Here at HuffPost Women, one of the things we love most about Lena Dunham's HBO show, "Girls," is the incisive, witty and hilarious dialogue that Dunham and the rest of her writing team come up with every week. So instead of simply recapping Season 3, we decided to pick five quotable gems from each episode.
Episode 5: "Only Child"

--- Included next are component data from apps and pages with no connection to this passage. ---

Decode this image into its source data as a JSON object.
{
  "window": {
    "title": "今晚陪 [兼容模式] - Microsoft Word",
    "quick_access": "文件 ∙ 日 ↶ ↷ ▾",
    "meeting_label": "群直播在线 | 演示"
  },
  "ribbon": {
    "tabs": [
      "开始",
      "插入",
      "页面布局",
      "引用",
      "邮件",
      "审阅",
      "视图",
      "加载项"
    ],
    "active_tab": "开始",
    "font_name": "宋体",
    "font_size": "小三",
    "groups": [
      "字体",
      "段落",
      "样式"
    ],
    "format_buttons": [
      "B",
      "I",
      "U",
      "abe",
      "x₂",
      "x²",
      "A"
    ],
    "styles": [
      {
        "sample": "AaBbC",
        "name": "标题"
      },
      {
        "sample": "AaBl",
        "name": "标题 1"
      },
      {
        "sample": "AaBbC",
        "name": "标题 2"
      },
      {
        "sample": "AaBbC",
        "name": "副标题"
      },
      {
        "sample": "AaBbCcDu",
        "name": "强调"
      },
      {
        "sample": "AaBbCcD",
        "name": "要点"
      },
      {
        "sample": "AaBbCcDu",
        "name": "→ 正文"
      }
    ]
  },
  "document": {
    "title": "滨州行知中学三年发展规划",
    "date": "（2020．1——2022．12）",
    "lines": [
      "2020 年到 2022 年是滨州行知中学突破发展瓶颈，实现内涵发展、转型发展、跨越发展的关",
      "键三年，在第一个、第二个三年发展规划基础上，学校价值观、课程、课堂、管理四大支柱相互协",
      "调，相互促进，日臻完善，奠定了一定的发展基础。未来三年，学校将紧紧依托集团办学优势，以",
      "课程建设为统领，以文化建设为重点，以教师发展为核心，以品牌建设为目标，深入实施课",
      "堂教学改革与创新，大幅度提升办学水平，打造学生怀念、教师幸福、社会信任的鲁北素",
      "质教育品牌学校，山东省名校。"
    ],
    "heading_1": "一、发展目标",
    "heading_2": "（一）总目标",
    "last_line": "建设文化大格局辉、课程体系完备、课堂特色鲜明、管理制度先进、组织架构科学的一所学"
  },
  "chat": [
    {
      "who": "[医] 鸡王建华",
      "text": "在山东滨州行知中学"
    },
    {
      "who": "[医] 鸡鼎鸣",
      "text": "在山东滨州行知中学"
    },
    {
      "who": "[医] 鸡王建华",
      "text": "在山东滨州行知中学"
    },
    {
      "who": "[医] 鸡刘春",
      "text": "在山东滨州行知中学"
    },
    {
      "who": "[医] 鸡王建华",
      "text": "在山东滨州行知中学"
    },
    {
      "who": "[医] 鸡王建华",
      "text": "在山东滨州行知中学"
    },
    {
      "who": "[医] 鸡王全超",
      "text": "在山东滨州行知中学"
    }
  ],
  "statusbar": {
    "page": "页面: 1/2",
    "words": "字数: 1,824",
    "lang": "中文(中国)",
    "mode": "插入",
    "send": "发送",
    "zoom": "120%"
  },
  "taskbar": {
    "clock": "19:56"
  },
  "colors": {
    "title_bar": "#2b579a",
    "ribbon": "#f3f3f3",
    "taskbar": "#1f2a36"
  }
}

Any emotional capital Hannah earned at the end of last week's episode was pretty much obliterated this week. In perhaps our favorite cameo so far, Jennifer Westfeldt plays the grieving wife of Hannah's presumed-gay (and definitely deceased) editor, David. His widow accidentally reveals to Hannah that her book probably won't come out. "My book is dead?" she exclaims -- yes, at a funeral. Meanwhile, Ray's invective-turned-seduction leads to an awkward, tabletop hook-up with Marnie. Another publisher offers to print Hannah's memoir in a hilarious exchange between a high-powered female publisher and her hapless assistant. But what would our favorite millennial Bildungsroman be without a few legal roadblocks? Misdirecting her anger over a potential three-year delay in her literary aspirations, Hannah ends up kicking Adam's sister out of their apartment.
1. A newly-widowed Jennifer Westfeldt on her late husband's reputation: "A lot of people think he was gay. And you know, he was sometimes."
2. Hannah's philosophy on conflict resolution: "I have watched enough 'Dr. Phil' and 'Intervention' to know you can work anything out, if you just talk about it."
3. Shosh schooling Jessa on adulthood: "If you're serious about improving yourself. You need to do more than just smoke Dorff-cigarettes. You need to grocery shop and condition your hair, even though it does so well with natural oils."
4. Hannah on her personal brand: "Well I'm from the Midwest, so I will always be 15 to 45 pounds overweight depending on how far I live from the coast. [The] further I am from the coast, the fatter I am."
5. Ray on Marnie's millennial ambivalence: "You come across like you're better than everyone, and you want no part of their lives, and then when you're excluded from things you're outrageously offended and hold a grudge."